Work order: Pull each line holding "rest" out of the entries below.

Recorded data:
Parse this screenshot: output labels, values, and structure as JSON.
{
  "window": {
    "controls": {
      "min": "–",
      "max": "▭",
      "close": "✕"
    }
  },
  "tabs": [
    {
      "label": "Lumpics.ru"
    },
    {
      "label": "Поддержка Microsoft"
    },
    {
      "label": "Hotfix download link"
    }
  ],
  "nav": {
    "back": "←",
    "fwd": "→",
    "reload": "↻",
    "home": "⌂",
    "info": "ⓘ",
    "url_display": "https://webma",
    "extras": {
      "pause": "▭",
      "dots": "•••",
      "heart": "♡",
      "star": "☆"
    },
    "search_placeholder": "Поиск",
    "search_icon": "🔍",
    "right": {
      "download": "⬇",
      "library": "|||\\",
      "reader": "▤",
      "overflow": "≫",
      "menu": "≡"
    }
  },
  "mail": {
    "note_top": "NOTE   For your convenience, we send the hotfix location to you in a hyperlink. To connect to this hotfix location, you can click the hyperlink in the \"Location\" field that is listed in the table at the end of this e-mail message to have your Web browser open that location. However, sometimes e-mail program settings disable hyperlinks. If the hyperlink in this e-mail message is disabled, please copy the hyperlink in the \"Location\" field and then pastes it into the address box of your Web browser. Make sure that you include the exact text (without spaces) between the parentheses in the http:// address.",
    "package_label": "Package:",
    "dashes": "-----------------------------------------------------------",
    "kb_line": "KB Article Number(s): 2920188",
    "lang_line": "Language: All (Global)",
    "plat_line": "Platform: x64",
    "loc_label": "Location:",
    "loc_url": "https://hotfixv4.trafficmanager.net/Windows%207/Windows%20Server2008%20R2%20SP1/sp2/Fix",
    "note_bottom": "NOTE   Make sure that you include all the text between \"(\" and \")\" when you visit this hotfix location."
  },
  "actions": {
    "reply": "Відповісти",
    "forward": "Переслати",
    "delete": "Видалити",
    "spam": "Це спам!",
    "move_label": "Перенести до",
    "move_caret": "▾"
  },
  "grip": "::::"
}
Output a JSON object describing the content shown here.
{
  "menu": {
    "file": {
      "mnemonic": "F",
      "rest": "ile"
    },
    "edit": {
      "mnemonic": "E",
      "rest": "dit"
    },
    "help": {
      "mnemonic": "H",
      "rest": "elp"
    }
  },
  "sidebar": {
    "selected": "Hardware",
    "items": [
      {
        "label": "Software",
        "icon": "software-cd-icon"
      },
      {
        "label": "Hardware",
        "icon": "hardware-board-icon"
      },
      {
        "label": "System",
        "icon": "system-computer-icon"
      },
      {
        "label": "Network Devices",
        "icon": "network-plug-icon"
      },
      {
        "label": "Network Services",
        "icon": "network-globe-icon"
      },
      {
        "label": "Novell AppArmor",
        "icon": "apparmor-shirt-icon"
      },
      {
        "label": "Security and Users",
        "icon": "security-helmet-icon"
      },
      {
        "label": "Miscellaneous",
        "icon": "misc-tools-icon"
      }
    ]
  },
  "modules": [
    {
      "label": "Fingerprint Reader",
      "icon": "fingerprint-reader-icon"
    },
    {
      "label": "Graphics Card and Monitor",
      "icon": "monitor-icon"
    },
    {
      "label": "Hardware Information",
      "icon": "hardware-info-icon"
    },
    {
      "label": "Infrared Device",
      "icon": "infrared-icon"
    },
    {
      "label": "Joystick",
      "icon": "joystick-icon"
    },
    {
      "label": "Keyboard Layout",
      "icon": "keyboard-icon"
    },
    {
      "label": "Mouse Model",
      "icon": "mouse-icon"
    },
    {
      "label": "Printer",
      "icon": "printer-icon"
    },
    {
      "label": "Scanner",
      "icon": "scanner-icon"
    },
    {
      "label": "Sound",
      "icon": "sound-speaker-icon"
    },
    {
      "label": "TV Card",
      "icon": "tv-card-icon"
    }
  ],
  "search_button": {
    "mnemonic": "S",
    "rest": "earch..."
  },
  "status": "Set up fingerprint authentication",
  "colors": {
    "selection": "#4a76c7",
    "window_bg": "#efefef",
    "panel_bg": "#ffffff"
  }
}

Solution to this exercise:
      "rest": "ile"
      "rest": "dit"
      "rest": "elp"
    "rest": "earch..."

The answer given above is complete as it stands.